When Dunkin' Donuts head honcho Jon Luther talks about customers and coffee preferences, he describes them in terms of rituals, soul-types and tribes.
For years, Luther said, breakfast-and-brew consumers have been practicing rituals that don't jive with their true coffee chakra: instead of the Starbucks' mermaid, they should change their java idol to the Dunkin' double-D.
"Our Dunkin' Donuts tribe, our consumer core, is on the go; they want fast and affordable," Luther said. "We have a blue-collar soul."

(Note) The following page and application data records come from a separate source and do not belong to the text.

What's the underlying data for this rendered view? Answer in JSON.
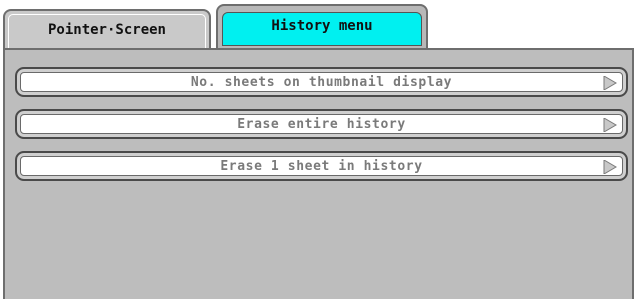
{
  "tabs": {
    "pointer_screen": "Pointer·Screen",
    "history_menu": "History menu"
  },
  "menu": {
    "items": [
      {
        "label": "No. sheets on thumbnail display",
        "icon": "arrow-right-icon"
      },
      {
        "label": "Erase entire history",
        "icon": "arrow-right-icon"
      },
      {
        "label": "Erase 1 sheet in history",
        "icon": "arrow-right-icon"
      }
    ]
  },
  "colors": {
    "active_tab": "#00f0f0",
    "panel": "#bdbdbd",
    "inactive_tab": "#c9c9c9",
    "button_text": "#7a7a7a"
  }
}
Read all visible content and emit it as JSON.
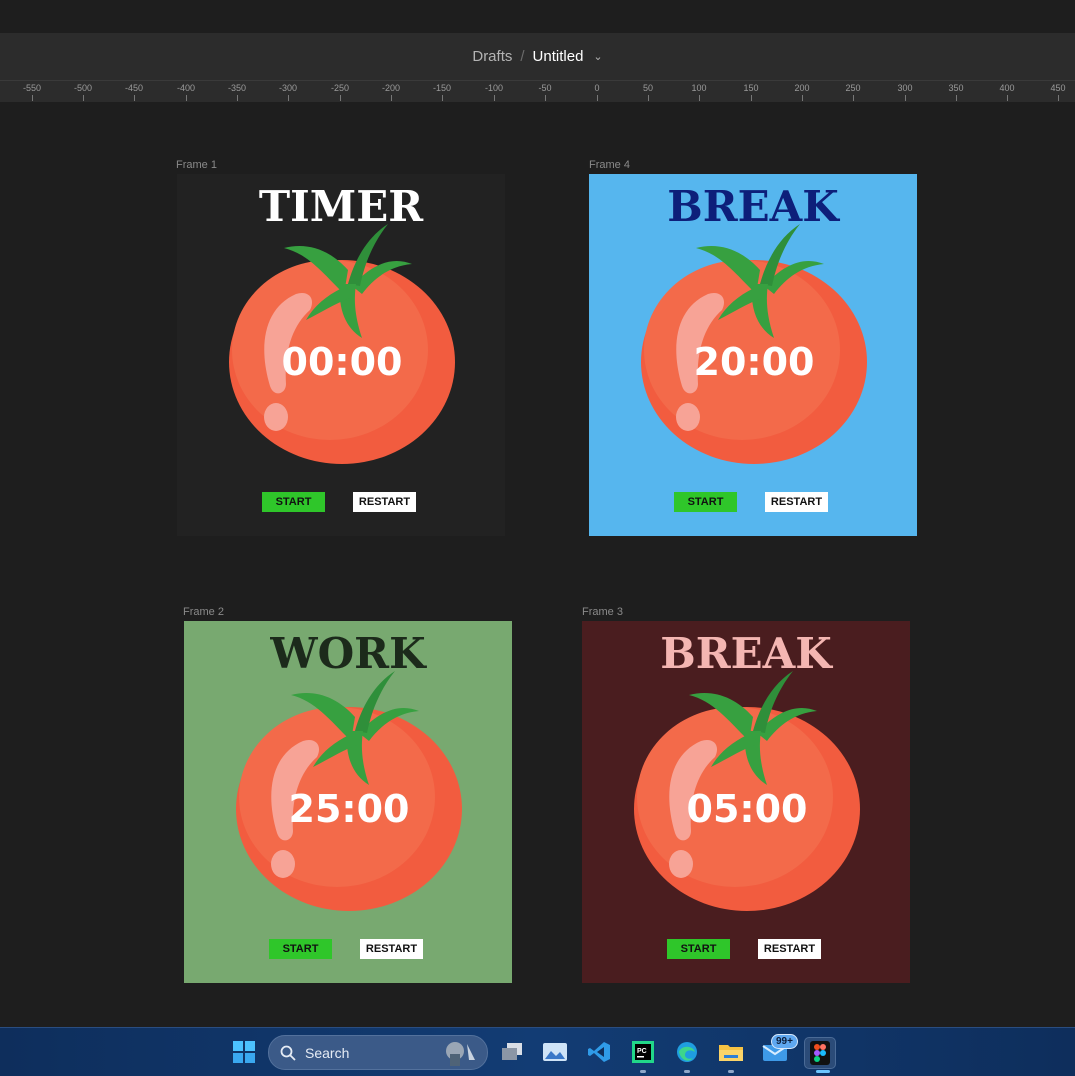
{
  "header": {
    "breadcrumb": "Drafts",
    "separator": "/",
    "file_title": "Untitled"
  },
  "ruler": {
    "ticks": [
      "-550",
      "-500",
      "-450",
      "-400",
      "-350",
      "-300",
      "-250",
      "-200",
      "-150",
      "-100",
      "-50",
      "0",
      "50",
      "100",
      "150",
      "200",
      "250",
      "300",
      "350",
      "400",
      "450"
    ]
  },
  "frames": [
    {
      "label": "Frame 1",
      "heading": "TIMER",
      "time": "00:00",
      "start": "START",
      "restart": "RESTART",
      "bg": "#222222",
      "heading_color": "#ffffff"
    },
    {
      "label": "Frame 4",
      "heading": "BREAK",
      "time": "20:00",
      "start": "START",
      "restart": "RESTART",
      "bg": "#56b6ee",
      "heading_color": "#0d1f7a"
    },
    {
      "label": "Frame 2",
      "heading": "WORK",
      "time": "25:00",
      "start": "START",
      "restart": "RESTART",
      "bg": "#78a970",
      "heading_color": "#1c2a1b"
    },
    {
      "label": "Frame 3",
      "heading": "BREAK",
      "time": "05:00",
      "start": "START",
      "restart": "RESTART",
      "bg": "#4a1d1f",
      "heading_color": "#f4b6b2"
    }
  ],
  "taskbar": {
    "search_label": "Search",
    "mail_badge": "99+"
  }
}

In other words, Luther hopes to win over people who are simply craving coffee — cheap, fast and pretension-free.
With Starbucks reporting slower earnings this year while opening fewer stores, Dunkin' Donuts is beginning a nationwide expansion, announcing plans Tuesday to grow in existing markets like Florida, as it pours into new ones. The chain also is set to open 142 stores in Alabama.

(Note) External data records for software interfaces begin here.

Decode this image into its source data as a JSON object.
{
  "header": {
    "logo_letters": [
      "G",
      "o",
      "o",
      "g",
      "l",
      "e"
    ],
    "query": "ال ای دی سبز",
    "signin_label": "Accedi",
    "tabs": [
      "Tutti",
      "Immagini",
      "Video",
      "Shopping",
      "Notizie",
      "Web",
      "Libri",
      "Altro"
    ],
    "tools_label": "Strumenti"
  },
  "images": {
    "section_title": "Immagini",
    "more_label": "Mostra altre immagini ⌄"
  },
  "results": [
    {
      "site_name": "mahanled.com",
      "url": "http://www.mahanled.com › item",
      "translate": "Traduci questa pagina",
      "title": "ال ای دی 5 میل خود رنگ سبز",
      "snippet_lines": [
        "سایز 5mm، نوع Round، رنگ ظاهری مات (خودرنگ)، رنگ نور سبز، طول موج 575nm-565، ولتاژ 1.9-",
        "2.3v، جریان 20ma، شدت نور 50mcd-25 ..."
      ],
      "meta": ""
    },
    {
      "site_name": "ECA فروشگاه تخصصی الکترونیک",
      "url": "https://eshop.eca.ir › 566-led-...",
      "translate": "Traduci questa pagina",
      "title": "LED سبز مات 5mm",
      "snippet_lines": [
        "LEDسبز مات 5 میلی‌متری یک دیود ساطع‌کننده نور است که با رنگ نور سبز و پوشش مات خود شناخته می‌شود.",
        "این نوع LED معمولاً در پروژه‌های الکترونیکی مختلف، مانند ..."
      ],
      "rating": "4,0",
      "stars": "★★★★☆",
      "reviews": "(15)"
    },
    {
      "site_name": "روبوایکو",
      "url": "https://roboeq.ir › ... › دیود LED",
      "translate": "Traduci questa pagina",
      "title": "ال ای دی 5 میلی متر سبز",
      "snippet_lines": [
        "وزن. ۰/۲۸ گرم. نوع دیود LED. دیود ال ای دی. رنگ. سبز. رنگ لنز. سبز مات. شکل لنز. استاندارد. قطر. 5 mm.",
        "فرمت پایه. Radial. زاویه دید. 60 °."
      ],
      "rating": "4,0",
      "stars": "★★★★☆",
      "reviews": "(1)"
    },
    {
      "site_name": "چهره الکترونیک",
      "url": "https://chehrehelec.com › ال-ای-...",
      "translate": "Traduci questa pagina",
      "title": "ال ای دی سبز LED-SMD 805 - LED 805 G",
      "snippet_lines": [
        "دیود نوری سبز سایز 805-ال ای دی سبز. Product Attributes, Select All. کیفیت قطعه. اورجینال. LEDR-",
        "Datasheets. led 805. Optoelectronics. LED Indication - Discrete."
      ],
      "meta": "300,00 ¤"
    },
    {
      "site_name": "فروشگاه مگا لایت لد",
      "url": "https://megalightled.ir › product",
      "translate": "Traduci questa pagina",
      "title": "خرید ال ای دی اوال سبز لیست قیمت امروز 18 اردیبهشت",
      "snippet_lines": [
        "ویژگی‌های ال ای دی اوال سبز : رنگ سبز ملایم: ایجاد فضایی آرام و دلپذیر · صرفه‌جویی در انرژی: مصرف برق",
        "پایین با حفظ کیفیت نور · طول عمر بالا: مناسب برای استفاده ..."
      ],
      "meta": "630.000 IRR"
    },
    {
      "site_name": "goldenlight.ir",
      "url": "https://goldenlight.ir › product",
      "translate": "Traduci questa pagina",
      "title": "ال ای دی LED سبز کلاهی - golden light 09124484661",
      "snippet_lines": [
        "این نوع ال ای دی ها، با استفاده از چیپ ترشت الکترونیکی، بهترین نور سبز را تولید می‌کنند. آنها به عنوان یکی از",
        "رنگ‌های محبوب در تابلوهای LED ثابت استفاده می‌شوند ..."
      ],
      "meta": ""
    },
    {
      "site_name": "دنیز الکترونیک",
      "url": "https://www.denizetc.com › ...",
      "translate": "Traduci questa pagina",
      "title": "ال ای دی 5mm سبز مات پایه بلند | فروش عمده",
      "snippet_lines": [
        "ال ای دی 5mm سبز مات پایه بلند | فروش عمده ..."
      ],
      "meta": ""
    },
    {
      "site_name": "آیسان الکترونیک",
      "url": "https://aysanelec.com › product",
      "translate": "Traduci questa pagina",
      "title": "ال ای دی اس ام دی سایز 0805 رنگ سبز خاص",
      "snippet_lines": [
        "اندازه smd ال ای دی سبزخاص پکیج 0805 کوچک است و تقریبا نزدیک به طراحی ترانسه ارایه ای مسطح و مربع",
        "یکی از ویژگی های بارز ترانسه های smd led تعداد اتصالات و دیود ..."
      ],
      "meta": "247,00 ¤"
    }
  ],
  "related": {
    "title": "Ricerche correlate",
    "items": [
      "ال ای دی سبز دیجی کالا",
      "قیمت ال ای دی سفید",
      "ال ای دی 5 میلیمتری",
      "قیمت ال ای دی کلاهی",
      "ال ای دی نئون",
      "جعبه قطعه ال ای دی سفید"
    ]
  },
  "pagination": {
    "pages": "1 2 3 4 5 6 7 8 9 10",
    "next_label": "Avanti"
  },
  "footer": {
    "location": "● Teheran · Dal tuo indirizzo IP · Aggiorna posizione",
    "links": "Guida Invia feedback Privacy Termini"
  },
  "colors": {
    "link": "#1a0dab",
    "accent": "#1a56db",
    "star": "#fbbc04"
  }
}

But the war for morning breakfast items isn't a two-player game. McDonald's is starting to arm its stores with built-in coffee bars, and Consumer Reports judged coffee from the golden arches as "cheapest and best" in 2007.
Cities like St. Petersburg are battlegrounds for the 7,900-store Dunkin' Donuts chain. That explains why Luther was in the city Thursday for the ground-breaking of a franchise on Fourth Street N. The location joins 22 others in Pinellas County.
Other than hefting a chrome-plated shovel, what does the CEO of a $7-billion-a-year company do while he's in St. Petersburg?
"I'm going to visit my mother," he said.
Dominick Tao can be reached
or (727) 226-3384.